## [WHAT TO DO]
Make an exact copy of the records, with the images left out.

## [AVAILABLE DATA]
==================================================

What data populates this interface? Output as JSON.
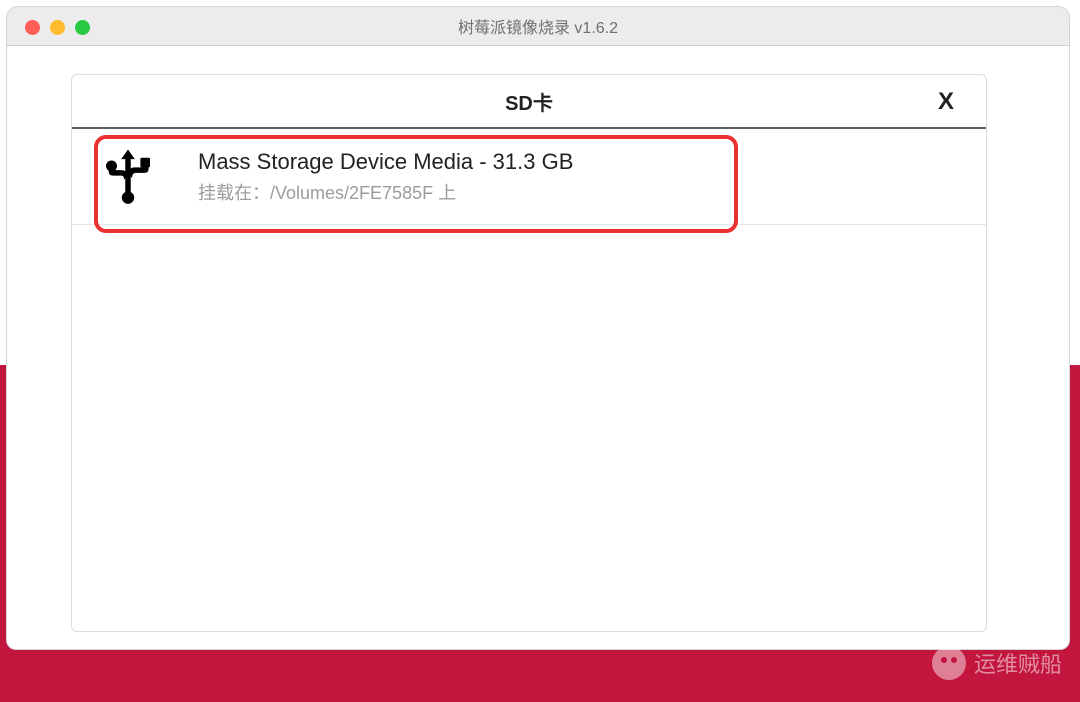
{
  "window": {
    "title": "树莓派镜像烧录 v1.6.2"
  },
  "dialog": {
    "title": "SD卡",
    "close_label": "X"
  },
  "storage": {
    "items": [
      {
        "icon": "usb",
        "primary": "Mass Storage Device Media - 31.3 GB",
        "secondary": "挂载在：/Volumes/2FE7585F 上"
      }
    ]
  },
  "watermark": {
    "text": "运维贼船"
  }
}
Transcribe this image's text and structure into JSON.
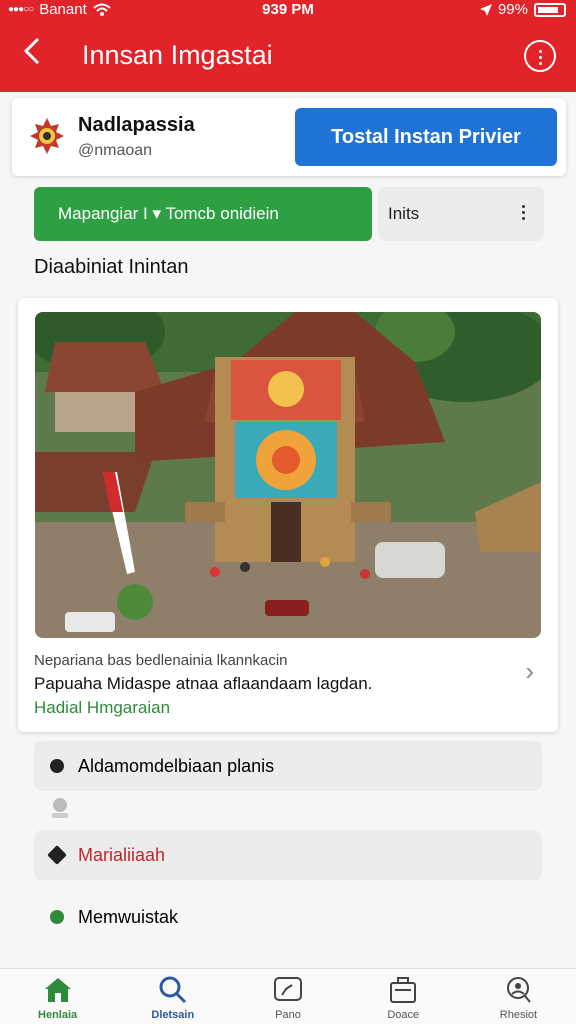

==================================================

## [WRITTEN SOLUTION]
What data populates this interface? Output as JSON.
{
  "window": {
    "title": "树莓派镜像烧录 v1.6.2"
  },
  "dialog": {
    "title": "SD卡",
    "close_label": "X"
  },
  "storage": {
    "items": [
      {
        "icon": "usb",
        "primary": "Mass Storage Device Media - 31.3 GB",
        "secondary": "挂载在：/Volumes/2FE7585F 上"
      }
    ]
  },
  "watermark": {
    "text": "运维贼船"
  }
}
Transcribe this image's text and structure into JSON.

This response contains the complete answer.